▶ [Entries supplied]
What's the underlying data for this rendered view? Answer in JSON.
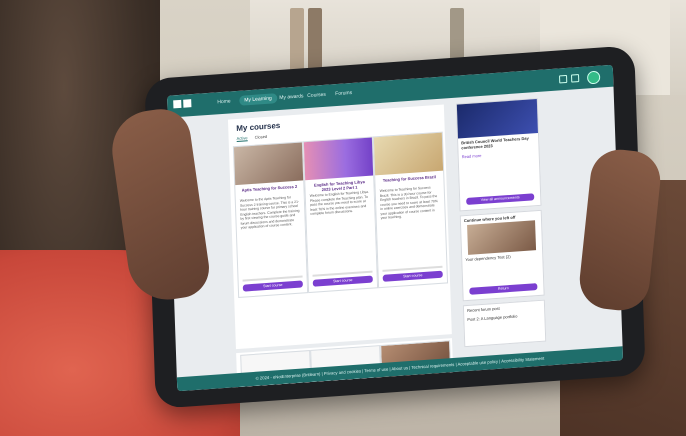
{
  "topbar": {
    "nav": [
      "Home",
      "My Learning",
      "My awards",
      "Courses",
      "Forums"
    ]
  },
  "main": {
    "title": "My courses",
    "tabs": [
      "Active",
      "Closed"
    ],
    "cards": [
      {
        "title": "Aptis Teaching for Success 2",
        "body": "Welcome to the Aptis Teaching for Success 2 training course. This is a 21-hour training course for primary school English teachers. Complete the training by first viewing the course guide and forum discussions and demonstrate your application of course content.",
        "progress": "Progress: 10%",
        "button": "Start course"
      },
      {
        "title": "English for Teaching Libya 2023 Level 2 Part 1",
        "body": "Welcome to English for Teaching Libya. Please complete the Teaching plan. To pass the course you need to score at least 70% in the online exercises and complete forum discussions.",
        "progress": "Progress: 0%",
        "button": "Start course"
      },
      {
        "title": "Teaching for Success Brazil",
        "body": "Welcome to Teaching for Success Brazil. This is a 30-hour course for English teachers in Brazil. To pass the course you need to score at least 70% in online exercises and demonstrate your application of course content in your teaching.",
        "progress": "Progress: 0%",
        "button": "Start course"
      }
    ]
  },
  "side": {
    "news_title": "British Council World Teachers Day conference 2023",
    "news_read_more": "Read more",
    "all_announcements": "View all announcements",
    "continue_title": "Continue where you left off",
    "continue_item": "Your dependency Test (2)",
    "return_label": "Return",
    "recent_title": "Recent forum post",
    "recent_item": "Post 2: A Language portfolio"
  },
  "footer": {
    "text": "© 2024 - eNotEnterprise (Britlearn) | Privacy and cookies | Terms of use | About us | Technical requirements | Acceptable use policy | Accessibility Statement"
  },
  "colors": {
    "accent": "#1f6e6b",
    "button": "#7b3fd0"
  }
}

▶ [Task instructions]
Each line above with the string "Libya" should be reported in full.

▶ [Task answer]
        "title": "English for Teaching Libya 2023 Level 2 Part 1",
        "body": "Welcome to English for Teaching Libya. Please complete the Teaching plan. To pass the course you need to score at least 70% in the online exercises and complete forum discussions.",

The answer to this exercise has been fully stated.